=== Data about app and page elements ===
********************

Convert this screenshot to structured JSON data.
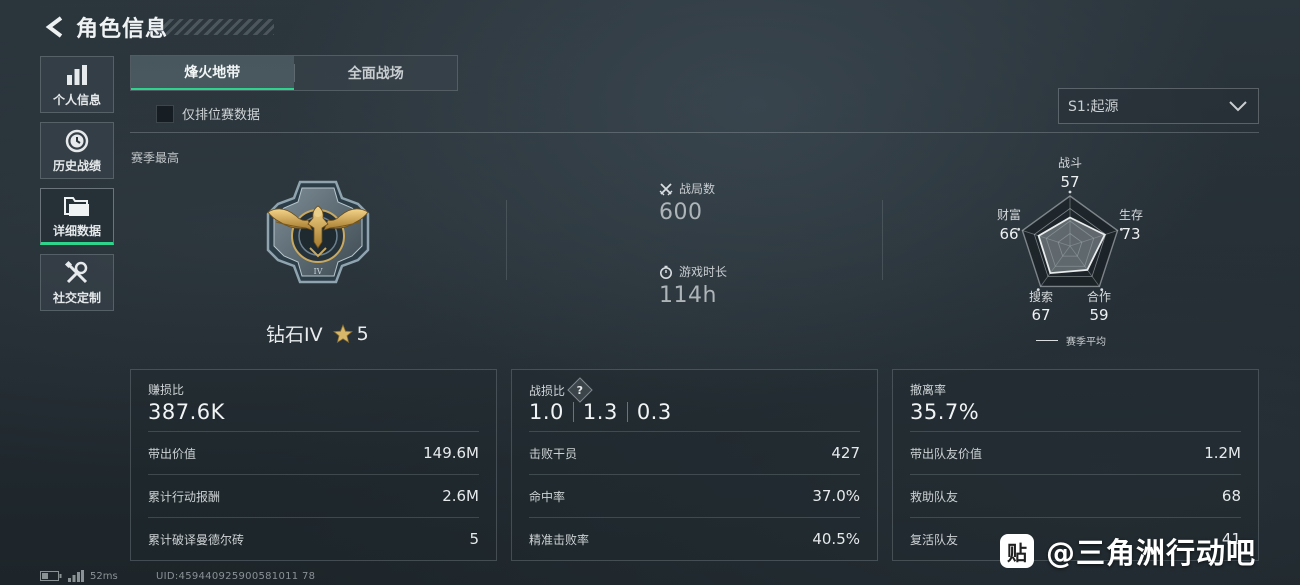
{
  "header": {
    "title": "角色信息"
  },
  "sidebar": {
    "items": [
      {
        "label": "个人信息",
        "icon": "bar-chart-icon",
        "active": false
      },
      {
        "label": "历史战绩",
        "icon": "history-clock-icon",
        "active": false
      },
      {
        "label": "详细数据",
        "icon": "folder-icon",
        "active": true
      },
      {
        "label": "社交定制",
        "icon": "tools-icon",
        "active": false
      }
    ]
  },
  "tabs": [
    {
      "label": "烽火地带",
      "active": true
    },
    {
      "label": "全面战场",
      "active": false
    }
  ],
  "filter": {
    "ranked_only_label": "仅排位赛数据",
    "checked": false
  },
  "season_select": {
    "value": "S1:起源"
  },
  "season_best": {
    "label": "赛季最高",
    "rank_name": "钻石IV",
    "stars": "5"
  },
  "stats": {
    "matches_label": "战局数",
    "matches_value": "600",
    "playtime_label": "游戏时长",
    "playtime_value": "114h"
  },
  "radar": {
    "axes": [
      {
        "label": "战斗",
        "value": "57"
      },
      {
        "label": "生存",
        "value": "73"
      },
      {
        "label": "合作",
        "value": "59"
      },
      {
        "label": "搜索",
        "value": "67"
      },
      {
        "label": "财富",
        "value": "66"
      }
    ],
    "legend": "赛季平均"
  },
  "cards": {
    "profit": {
      "title": "赚损比",
      "main": "387.6K",
      "rows": [
        {
          "label": "带出价值",
          "value": "149.6M"
        },
        {
          "label": "累计行动报酬",
          "value": "2.6M"
        },
        {
          "label": "累计破译曼德尔砖",
          "value": "5"
        }
      ]
    },
    "combat": {
      "title": "战损比",
      "help": "?",
      "kda": [
        "1.0",
        "1.3",
        "0.3"
      ],
      "rows": [
        {
          "label": "击败干员",
          "value": "427"
        },
        {
          "label": "命中率",
          "value": "37.0%"
        },
        {
          "label": "精准击败率",
          "value": "40.5%"
        }
      ]
    },
    "extract": {
      "title": "撤离率",
      "main": "35.7%",
      "rows": [
        {
          "label": "带出队友价值",
          "value": "1.2M"
        },
        {
          "label": "救助队友",
          "value": "68"
        },
        {
          "label": "复活队友",
          "value": "41"
        }
      ]
    }
  },
  "status": {
    "ping": "52ms",
    "uid": "UID:459440925900581011 78"
  },
  "watermark": {
    "text": "@三角洲行动吧",
    "logo": "贴"
  },
  "colors": {
    "accent": "#2fd48c"
  }
}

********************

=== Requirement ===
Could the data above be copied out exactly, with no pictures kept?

=== Reply to the task ===
Convert this screenshot to structured JSON data.
{
  "header": {
    "title": "角色信息"
  },
  "sidebar": {
    "items": [
      {
        "label": "个人信息",
        "icon": "bar-chart-icon",
        "active": false
      },
      {
        "label": "历史战绩",
        "icon": "history-clock-icon",
        "active": false
      },
      {
        "label": "详细数据",
        "icon": "folder-icon",
        "active": true
      },
      {
        "label": "社交定制",
        "icon": "tools-icon",
        "active": false
      }
    ]
  },
  "tabs": [
    {
      "label": "烽火地带",
      "active": true
    },
    {
      "label": "全面战场",
      "active": false
    }
  ],
  "filter": {
    "ranked_only_label": "仅排位赛数据",
    "checked": false
  },
  "season_select": {
    "value": "S1:起源"
  },
  "season_best": {
    "label": "赛季最高",
    "rank_name": "钻石IV",
    "stars": "5"
  },
  "stats": {
    "matches_label": "战局数",
    "matches_value": "600",
    "playtime_label": "游戏时长",
    "playtime_value": "114h"
  },
  "radar": {
    "axes": [
      {
        "label": "战斗",
        "value": "57"
      },
      {
        "label": "生存",
        "value": "73"
      },
      {
        "label": "合作",
        "value": "59"
      },
      {
        "label": "搜索",
        "value": "67"
      },
      {
        "label": "财富",
        "value": "66"
      }
    ],
    "legend": "赛季平均"
  },
  "cards": {
    "profit": {
      "title": "赚损比",
      "main": "387.6K",
      "rows": [
        {
          "label": "带出价值",
          "value": "149.6M"
        },
        {
          "label": "累计行动报酬",
          "value": "2.6M"
        },
        {
          "label": "累计破译曼德尔砖",
          "value": "5"
        }
      ]
    },
    "combat": {
      "title": "战损比",
      "help": "?",
      "kda": [
        "1.0",
        "1.3",
        "0.3"
      ],
      "rows": [
        {
          "label": "击败干员",
          "value": "427"
        },
        {
          "label": "命中率",
          "value": "37.0%"
        },
        {
          "label": "精准击败率",
          "value": "40.5%"
        }
      ]
    },
    "extract": {
      "title": "撤离率",
      "main": "35.7%",
      "rows": [
        {
          "label": "带出队友价值",
          "value": "1.2M"
        },
        {
          "label": "救助队友",
          "value": "68"
        },
        {
          "label": "复活队友",
          "value": "41"
        }
      ]
    }
  },
  "status": {
    "ping": "52ms",
    "uid": "UID:459440925900581011 78"
  },
  "watermark": {
    "text": "@三角洲行动吧",
    "logo": "贴"
  },
  "colors": {
    "accent": "#2fd48c"
  }
}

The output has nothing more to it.